Quality is going to be job one for providers next year-whether they like it or not.
Thanks to the recently released report on medical errors by the Institute of Medicine, quality improvement and outcomes management have never been more important to the public. Not to mention President Clinton and many members of Congress, who have ranked quality high on their legislative wish lists for 2000 (Dec. 20-27, 1999, p. 2).
"This report received lot of attention because the public identified a lot with that," says Christopher Jennings, White House healthcare adviser. "Progress is never as quick as we want it to be, but the IOM amplifies the problem and moves us to address it."
The White House is hoping that health plans will lead the way. Clinton ordered the 300 plans that cover federal employees nationwide to develop and implement patient-safety initiatives. Clinton is hoping other health plans will follow suit, with providers falling in line behind them.
Already, the managed-care lobby has embraced this role and is relishing the idea of shedding its tarnished image.
If providers don't like the idea of health plans' running the quality-improvement parade, they should roll up their sleeves and work with Congress, which seems intent on passing some type of quality legislation this year.

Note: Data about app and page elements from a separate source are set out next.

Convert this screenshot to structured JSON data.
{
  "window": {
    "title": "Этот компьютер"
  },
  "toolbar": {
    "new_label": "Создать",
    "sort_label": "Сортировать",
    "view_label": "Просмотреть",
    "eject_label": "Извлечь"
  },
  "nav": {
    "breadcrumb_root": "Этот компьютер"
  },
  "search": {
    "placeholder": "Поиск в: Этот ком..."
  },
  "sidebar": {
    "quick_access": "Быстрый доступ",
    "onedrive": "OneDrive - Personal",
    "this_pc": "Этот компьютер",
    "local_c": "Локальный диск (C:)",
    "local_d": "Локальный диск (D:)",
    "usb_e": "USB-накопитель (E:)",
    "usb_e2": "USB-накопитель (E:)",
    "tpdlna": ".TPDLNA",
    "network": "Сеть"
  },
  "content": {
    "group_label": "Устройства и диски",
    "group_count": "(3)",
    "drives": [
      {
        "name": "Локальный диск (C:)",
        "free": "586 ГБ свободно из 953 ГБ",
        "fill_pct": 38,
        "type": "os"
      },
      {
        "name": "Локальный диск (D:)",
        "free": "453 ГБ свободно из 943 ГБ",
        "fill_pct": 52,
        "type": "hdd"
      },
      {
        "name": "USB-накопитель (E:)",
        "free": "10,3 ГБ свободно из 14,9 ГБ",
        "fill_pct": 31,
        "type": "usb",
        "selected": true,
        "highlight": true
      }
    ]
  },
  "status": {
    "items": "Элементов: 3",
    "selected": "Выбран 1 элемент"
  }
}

And don't underestimate the power of healthcare consumers. The taste of World Wide Web sites loaded with healthcare information has whetted the public's appetite for more and better data on quality, and they just might get it in the near future.
There is a movement afoot in Congress to open up to the public the National Practitioner Data Bank, which tracks disciplinary actions and large malpractice judgments against physicians. While providers would argue that the data do not necessarily indicate quality, several patient advocacy groups support making it public.
The push to open the data bank got a big boost from the furor generated by the IOM report.
Providers have successfully killed such maneuvers in the past. They can head off this one, too, if they cooperate with all interested parties in finding an alternative solution. The key is working with patient advocates, who in the past have not always been included in provider quality-improvement efforts.
The IOM report, released in late November, is only the first of several reports the institute plans to release on healthcare quality. So brace yourselves: Quality will be the hot issue for 2000.